Think about the times you have visited your grandparents. You had the good times of hearing the stories of how your parents were when they were your age or even what the times were like back then. The memories that you made can last a lifetime and we start to think about those times at different points in our lives. But what if you stumbled into the attic and found something magical? What would you do? Would you tell someone or keep it to yourself? Maybe you would see what this magic was all about. It’s always interesting to think about the what if, but it’s even more interesting when that what if becomes a reality. But does the developer, Mighty Yell Studios, show us the magic in the attic? Let’s find out with A Knight in the Attic for Quest 2.
A Knight in the Attic is a VR puzzle game where you will guide Guinevere on a quest to save the kingdom from darkness. Find mysterious objects in a living labyrinth board to solve unique puzzles and defeat the evil Mordred, all from the comfort of your grandmother’s attic. So before helping Guinevere save their kingdom, there are a few things that you should be aware of. First, find your favorite place to sit. This is going to be a relaxing good time, so might as well be comfortable. Second, free your mind. There are puzzles that will need to be solved and thinking outside the box is advisable. Third, make sure those controllers and/or headset is fully charged. You don’t want to roll around a corner to make it to where you need to go only to have something die because you forgot to charge them. Fourth, I am not going to spoil anything for anyone. And finally, just have some fun. With that said, let’s continue…
When you first start the game, you might want to go to Options as you can adjust things such as Monoaural Sound, Scroll Captions, Board Friction (where you choose how much friction momentum Guinevere has when tilting the board), World Speed, and Grip Mode. Once everything is set to your liking, it’s time to start the adventure. You play the role of a child who finds an old scroll in their Grandmother’s attic which starts the tale of the kingdom of Camelot and how it has grown dark as it is without its king. But along with the scroll you have found, you have other items such as the figure of Guinevere, a jar, and a book that will provide hints on how to solve the puzzles within each level.
But you also have this chest, in which each drawer represents a level, and each level is required to collect a certain amount of bees, that will be calling the jar their new home, which will be needed to access different parts of the level as well as accessing the next level. But what becomes interesting is when you put the toy figure of Guinevere on the board and start to watch the story unfold as you will need to tilt the board to roll Guinevere around.

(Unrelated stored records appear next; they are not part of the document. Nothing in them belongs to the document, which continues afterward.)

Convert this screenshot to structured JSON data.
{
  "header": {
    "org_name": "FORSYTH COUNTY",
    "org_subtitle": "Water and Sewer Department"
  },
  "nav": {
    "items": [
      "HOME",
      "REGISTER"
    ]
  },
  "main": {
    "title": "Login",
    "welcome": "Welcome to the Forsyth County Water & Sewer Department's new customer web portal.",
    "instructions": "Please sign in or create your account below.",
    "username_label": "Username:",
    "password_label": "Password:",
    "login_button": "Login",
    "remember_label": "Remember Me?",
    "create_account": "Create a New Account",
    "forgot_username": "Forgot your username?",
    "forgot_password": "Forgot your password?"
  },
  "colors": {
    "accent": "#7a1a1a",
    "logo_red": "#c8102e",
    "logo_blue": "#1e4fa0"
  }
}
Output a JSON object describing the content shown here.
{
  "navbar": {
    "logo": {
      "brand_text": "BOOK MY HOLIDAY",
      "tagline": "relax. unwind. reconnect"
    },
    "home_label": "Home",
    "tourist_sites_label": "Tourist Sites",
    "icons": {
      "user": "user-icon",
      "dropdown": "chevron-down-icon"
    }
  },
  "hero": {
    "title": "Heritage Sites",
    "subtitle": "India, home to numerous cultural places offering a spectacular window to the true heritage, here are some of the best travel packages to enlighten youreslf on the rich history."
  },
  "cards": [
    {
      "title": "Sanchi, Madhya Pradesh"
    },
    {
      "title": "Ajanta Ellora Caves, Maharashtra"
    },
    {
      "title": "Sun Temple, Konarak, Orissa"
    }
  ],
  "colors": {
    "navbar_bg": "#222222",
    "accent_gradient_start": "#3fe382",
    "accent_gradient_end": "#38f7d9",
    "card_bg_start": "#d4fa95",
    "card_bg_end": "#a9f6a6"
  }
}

In each level, you are looking for the scrolls, which help tell the story, and bees. Through each level, you will be rolling, tilting, and turning your way through. If you see a blue lit-up circle, make sure to roll over it as that you will be your checkpoints in case you happen to roll off an area and have to start back at the last checkpoint. Yes, it is possible to have Guinevere haul downhill only to hit part of the ground that could be mistaken for a ramp, and well, for research purposes only, there were many times I had to pay my respects to Guinevere. So I am not saying to do that, but again, she can move with the right speed. As you progress, you start to add new tools to use to help you in your quest to help Guinevere find her missing husband.
With the puzzles, I found to be somewhat refreshing as trying to figure out how to solve them. The book that is placed on the chest that holds the scrolls, again, helps give you an idea of how to solve, but even then, you still might need to think outside the box in order to solve them.
Let’s talk about the graphics and sound. Everything looked really good, but it’s an interesting view of how things are set up that kept me wanting to play. You are in VR looking at a board that you can rotate for a different angle, that then has this world with a story to tell. As I was playing, just the movements alone and how smooth everything kept me engaged throughout my time. With the sound, just hearing Guinevere roll over different points just had this distinct sound that is as simple as can be, and when you add the soundtrack by Neil Quillen, that compliments the gameplay and story, it really is quite pleasant to listen to.
There are a few things I would love to see. First, there were a few times when I would go to pick up an object and it would pick a different object next to it. I don’t know if maybe adding a way to make the table different sizes or spacing out the size of the chests so objects could be a little more spaced out would help. But this again, only happened a few times. Second, more figures to control. Maybe using a different character would then so the story through that character’s eyes. Third, online co-op. It would be fun with each person having to control their rolling character and then having to work together to solve additional puzzles. Fourth, is the option for table resizing. I like how you can rotate the table to get a different view, but having the choice to make it a little longer and/or wider, would be interesting to have. And finally, more stories using this tabletop experience.
A Knight in the Attic shows us how much fun casual can be. It is engaging as much as it is unique while still providing a tale of love with a different view on a story that many know. In life, people are judged before even being heard, but it’s when we take the time to hear the story that’s being told, that we realize that we should never judge a book by its cover.
A Knight in the Attic is out now for Quest/2/Pro on the Oculus Store and on Steam VR. A review code was provided.
To learn more about Mighty Yell Studios, please visit their site, like them on Facebook, follow them on Twitter, and subscribe to their YouTube channel.
Also, check out the A Knight in the Attic interview.
In case you missed the trailer, please enjoy. Until next time, I need to make sure I didn’t leave any scrolls behind.